Content starts

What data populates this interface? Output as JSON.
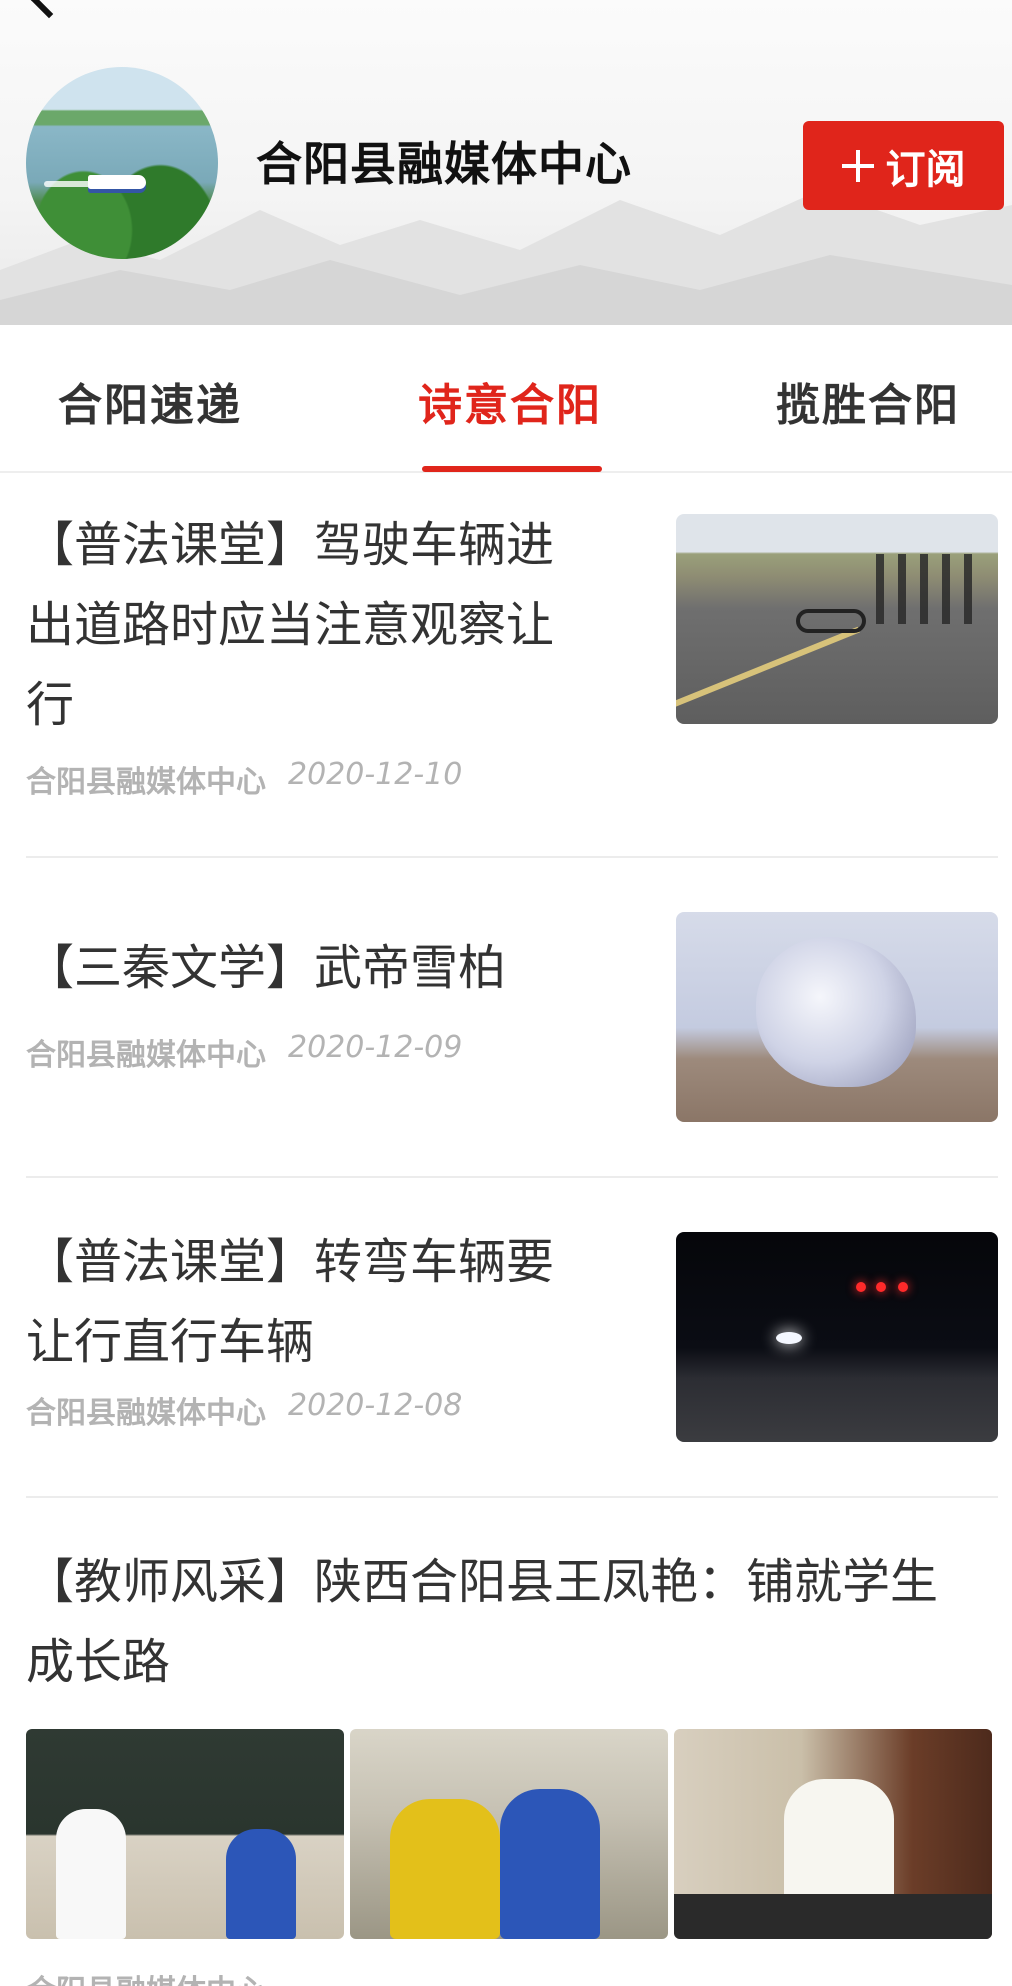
{
  "header": {
    "org_name": "合阳县融媒体中心",
    "subscribe_label": "订阅",
    "accent_color": "#e0251b"
  },
  "tabs": [
    {
      "label": "合阳速递",
      "active": false
    },
    {
      "label": "诗意合阳",
      "active": true
    },
    {
      "label": "揽胜合阳",
      "active": false
    }
  ],
  "articles": [
    {
      "title_lines": [
        "【普法课堂】驾驶车辆进",
        "出道路时应当注意观察让",
        "行"
      ],
      "source": "合阳县融媒体中心",
      "date": "2020-12-10",
      "thumbnail": "road-accident-photo"
    },
    {
      "title_lines": [
        "【三秦文学】武帝雪柏"
      ],
      "source": "合阳县融媒体中心",
      "date": "2020-12-09",
      "thumbnail": "snow-tree-photo"
    },
    {
      "title_lines": [
        "【普法课堂】转弯车辆要",
        "让行直行车辆"
      ],
      "source": "合阳县融媒体中心",
      "date": "2020-12-08",
      "thumbnail": "night-intersection-photo"
    },
    {
      "title_lines": [
        "【教师风采】陕西合阳县王凤艳：铺就学生",
        "成长路"
      ],
      "source": "合阳县融媒体中心",
      "thumbnails": [
        "classroom-photo-1",
        "classroom-photo-2",
        "classroom-photo-3"
      ]
    }
  ]
}
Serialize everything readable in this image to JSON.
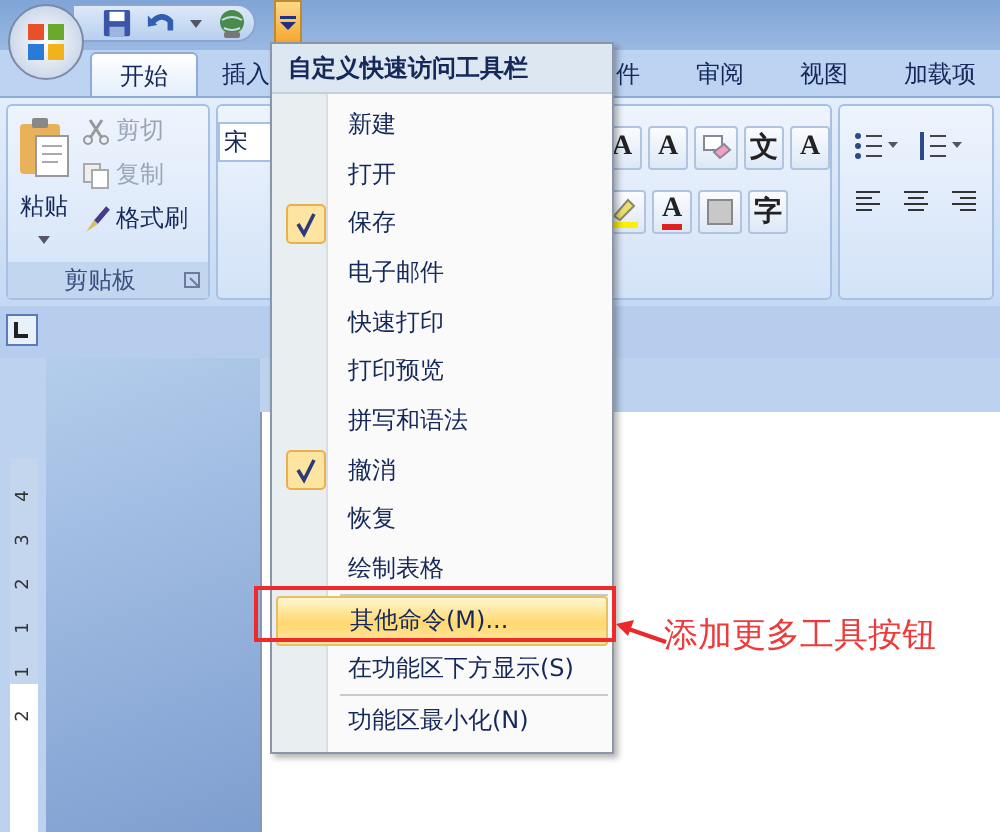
{
  "tabs": [
    {
      "label": "开始",
      "selected": true
    },
    {
      "label": "插入",
      "selected": false
    },
    {
      "label": "件",
      "selected": false
    },
    {
      "label": "审阅",
      "selected": false
    },
    {
      "label": "视图",
      "selected": false
    },
    {
      "label": "加载项",
      "selected": false
    }
  ],
  "clipboard": {
    "paste": "粘贴",
    "group_label": "剪贴板",
    "actions": [
      {
        "kind": "cut",
        "label": "剪切",
        "disabled": true
      },
      {
        "kind": "copy",
        "label": "复制",
        "disabled": true
      },
      {
        "kind": "painter",
        "label": "格式刷",
        "disabled": false
      }
    ]
  },
  "font_group": {
    "font_box": "宋",
    "row1": [
      {
        "kind": "grow",
        "glyph": "A"
      },
      {
        "kind": "shrink",
        "glyph": "A"
      },
      {
        "kind": "clear"
      },
      {
        "kind": "phonetic",
        "glyph": "文"
      },
      {
        "kind": "border",
        "glyph": "A"
      }
    ],
    "row2": [
      {
        "kind": "highlight"
      },
      {
        "kind": "color",
        "glyph": "A"
      },
      {
        "kind": "shade"
      },
      {
        "kind": "enclose",
        "glyph": "字"
      }
    ]
  },
  "ruler_numbers": [
    "4",
    "3",
    "2",
    "1",
    "1",
    "2"
  ],
  "menu": {
    "title": "自定义快速访问工具栏",
    "items": [
      {
        "kind": "item",
        "label": "新建",
        "checked": false,
        "selected": false
      },
      {
        "kind": "item",
        "label": "打开",
        "checked": false,
        "selected": false
      },
      {
        "kind": "item",
        "label": "保存",
        "checked": true,
        "selected": false
      },
      {
        "kind": "item",
        "label": "电子邮件",
        "checked": false,
        "selected": false
      },
      {
        "kind": "item",
        "label": "快速打印",
        "checked": false,
        "selected": false
      },
      {
        "kind": "item",
        "label": "打印预览",
        "checked": false,
        "selected": false
      },
      {
        "kind": "item",
        "label": "拼写和语法",
        "checked": false,
        "selected": false
      },
      {
        "kind": "item",
        "label": "撤消",
        "checked": true,
        "selected": false
      },
      {
        "kind": "item",
        "label": "恢复",
        "checked": false,
        "selected": false
      },
      {
        "kind": "item",
        "label": "绘制表格",
        "checked": false,
        "selected": false
      },
      {
        "kind": "separator"
      },
      {
        "kind": "item",
        "label": "其他命令(M)...",
        "checked": false,
        "selected": true
      },
      {
        "kind": "item",
        "label": "在功能区下方显示(S)",
        "checked": false,
        "selected": false
      },
      {
        "kind": "separator"
      },
      {
        "kind": "item",
        "label": "功能区最小化(N)",
        "checked": false,
        "selected": false
      }
    ]
  },
  "annotation": {
    "text": "添加更多工具按钮"
  }
}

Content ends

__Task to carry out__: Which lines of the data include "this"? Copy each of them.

__Your response__:
What data populates this interface? Output as JSON.
Serialize everything readable in this image to JSON.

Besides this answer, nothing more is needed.